Anne’s Early Life
Samuel Miller – Conscientious Pastor and Teacher
In 1813, Samuel Miller was offered a position as Professor of Ecclesiastical History and Church Government at the newly established Princeton Theological Seminary. At that time, the Seminary had only one teacher, who was also its founder and president: Archibald Alexander. Miller accepted the offer after much prayer and consideration.
Basic information – four ideas
We live in a time of loneliness. It is not because we are isolated. Most people live within a short drive of a city, and those who don’t can easily connect with others over the phone or the internet. And yet there is a sense that our technological connection has made use less connected in other ways. This is anecdotal, I know, but most of the people who approach me for counsel – whether in church or at the university where I teach – express some kind of longing for connection – someone to talk to, someone who understands, someone who cares. All those who cry out for this have cell phon
There are many occasions when what seem like throwaway remarks from Jesus say far more than we may realise. One in particular is heard in our Lord’s exchange with the Canaanite woman in the region of Tyre and Sidon (Mt 15.21-28), where he tells her, ‘I was sent only to the lost sheep of the house of Israel.’
In the Northern Hemisphere, December is the darkest month of the year – a fact that gives added poignancy to the message of the incarnation and its centrality to the gospel. Intentionally or otherwise, when the church chose to adopt 25th December as the date on which to mark the birth of Christ, it happened to be in the darkest depths of Winter. In that context, perhaps more so than any other time of the year, the words of John about Christ’s being ‘the Light’ literally shine most brilliantly as the metaphor speaks into reality.

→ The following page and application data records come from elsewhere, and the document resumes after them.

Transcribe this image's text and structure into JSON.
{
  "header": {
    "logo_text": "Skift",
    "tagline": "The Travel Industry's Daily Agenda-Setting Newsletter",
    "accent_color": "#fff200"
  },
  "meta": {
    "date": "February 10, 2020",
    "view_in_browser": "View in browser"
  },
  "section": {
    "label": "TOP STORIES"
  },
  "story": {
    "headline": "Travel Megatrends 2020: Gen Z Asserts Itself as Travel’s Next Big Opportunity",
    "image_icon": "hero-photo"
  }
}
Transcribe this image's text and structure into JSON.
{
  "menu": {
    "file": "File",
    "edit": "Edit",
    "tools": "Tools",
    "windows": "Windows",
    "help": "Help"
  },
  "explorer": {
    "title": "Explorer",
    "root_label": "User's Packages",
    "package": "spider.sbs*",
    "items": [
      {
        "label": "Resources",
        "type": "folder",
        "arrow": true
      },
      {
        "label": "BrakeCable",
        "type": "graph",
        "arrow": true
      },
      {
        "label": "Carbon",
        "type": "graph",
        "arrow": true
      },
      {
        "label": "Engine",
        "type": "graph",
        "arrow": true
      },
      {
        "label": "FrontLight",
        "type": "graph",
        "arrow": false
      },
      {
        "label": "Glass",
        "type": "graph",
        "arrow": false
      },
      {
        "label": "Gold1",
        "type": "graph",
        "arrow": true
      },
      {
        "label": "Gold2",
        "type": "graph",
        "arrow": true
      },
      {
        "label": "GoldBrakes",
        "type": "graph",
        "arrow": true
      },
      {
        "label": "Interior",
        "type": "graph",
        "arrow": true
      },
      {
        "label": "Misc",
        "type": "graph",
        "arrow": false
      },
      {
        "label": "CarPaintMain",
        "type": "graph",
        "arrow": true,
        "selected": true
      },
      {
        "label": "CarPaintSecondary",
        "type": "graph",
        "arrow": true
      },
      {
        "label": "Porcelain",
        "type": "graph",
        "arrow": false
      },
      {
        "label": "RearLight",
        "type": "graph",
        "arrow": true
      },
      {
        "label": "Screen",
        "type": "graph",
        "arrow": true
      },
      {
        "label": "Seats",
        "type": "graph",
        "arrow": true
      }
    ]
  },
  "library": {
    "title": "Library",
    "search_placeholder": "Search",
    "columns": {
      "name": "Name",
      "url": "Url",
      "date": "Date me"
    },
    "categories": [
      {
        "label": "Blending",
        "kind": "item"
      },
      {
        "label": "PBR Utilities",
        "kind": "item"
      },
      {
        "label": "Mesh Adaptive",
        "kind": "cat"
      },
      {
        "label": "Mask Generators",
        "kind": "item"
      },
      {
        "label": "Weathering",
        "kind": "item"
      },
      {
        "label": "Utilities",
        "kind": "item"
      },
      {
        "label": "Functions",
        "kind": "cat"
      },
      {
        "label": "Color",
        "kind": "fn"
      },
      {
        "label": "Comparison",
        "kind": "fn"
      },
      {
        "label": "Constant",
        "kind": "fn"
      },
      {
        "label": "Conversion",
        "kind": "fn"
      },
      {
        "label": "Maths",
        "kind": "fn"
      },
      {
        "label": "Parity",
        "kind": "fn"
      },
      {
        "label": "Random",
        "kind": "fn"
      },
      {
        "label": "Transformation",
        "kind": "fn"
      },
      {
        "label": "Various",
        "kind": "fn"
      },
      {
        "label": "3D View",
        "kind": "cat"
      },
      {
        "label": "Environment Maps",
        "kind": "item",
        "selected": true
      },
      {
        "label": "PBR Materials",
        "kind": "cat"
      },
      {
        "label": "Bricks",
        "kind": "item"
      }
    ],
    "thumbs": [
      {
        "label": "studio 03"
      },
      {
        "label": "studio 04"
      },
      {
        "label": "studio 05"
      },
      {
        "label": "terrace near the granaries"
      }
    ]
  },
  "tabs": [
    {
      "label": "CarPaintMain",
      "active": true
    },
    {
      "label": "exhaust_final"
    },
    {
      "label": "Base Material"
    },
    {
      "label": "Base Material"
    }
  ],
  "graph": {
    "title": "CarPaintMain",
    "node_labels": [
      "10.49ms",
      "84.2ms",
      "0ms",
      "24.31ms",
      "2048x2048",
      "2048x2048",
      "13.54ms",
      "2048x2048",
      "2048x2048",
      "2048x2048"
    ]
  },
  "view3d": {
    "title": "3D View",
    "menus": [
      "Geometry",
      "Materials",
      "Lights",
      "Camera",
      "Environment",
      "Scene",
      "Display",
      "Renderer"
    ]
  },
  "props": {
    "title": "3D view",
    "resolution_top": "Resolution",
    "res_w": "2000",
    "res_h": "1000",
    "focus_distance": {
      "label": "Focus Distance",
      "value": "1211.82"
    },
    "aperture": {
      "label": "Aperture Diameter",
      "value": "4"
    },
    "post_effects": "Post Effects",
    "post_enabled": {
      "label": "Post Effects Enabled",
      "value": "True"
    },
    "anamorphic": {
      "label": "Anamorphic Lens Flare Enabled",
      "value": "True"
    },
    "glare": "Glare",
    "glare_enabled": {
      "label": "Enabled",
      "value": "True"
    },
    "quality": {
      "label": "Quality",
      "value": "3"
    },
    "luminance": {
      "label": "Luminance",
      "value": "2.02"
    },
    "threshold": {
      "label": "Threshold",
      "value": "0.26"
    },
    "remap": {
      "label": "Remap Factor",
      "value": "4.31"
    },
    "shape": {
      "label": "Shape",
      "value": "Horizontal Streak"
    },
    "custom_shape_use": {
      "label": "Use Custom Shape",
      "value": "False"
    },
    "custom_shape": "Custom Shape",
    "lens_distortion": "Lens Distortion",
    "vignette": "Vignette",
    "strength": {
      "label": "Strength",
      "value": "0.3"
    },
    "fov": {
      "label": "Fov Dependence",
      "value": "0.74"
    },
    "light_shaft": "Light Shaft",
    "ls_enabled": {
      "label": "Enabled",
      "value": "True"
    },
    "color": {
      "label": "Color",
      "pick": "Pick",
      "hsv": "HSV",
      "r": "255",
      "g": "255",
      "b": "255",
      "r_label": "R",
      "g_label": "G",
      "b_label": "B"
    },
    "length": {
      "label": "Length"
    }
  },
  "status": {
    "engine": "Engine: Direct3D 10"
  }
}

Contemplating the question, “If you could preach only one sermon, what would it be?” the thought that keeps returning is, “Love God.”
Perhaps this focus of proclamation comes to mind because our church’s men’s study is going through Jonathan Edwards’ Charity and Its Fruits based on 1 Corinthians 13. Profound indeed it is that whatever we endeavor for God—however much according to His commands in the littlest jots and tittles—profits us absolutely nothing before the Lord without His love as its source and sum.
I cannot tell you how many variations I have heard of sermon and sermon points about the special kind of agape love in the New Testament. Variations often emphasize the uniqueness and the sacrificial aspects of agape love and distinguish it from the other Greek words. Yet, as D.A. Carson warned in his book Exegetical Fallacies, this is a kind of word fallacy. Certainly, the New Testament contains the concept of sacrificial love like we see Christ give, and yes John and 1 John use the word agape, but the concept is bigger than one word.
The Doctrine of Angels
Jonathan and James tackle a topic somewhat underemphasized in Reformed circles, and—perhaps—overemphasized elsewhere. Should we give more attention to angels? What are the benefits of studying the few verses in Scriptures that address these holy and glorious creatures?
With All Your Heart
Dr. Craig Troxel is professor of Practical Theology at Westminster Seminary California and James’ former pastor. Craig visits the podcast to discuss his recently written book, With All Your Heart: Orienting Your Mind, Desires, and Will toward Christ.
You may think this quasi strange, but I have an affinity for certain Latin words. The fact is, you actually know and use many of them too. Have you ever felt like a persona non grata? Do you cheer for your alma mater or depend on a per diem for business travels? How great is it when lawyers agree to work pro bono? Do you invest in stocks sold by a man in his garage or do you prefer a bona fide company? Et cetera, et cetera…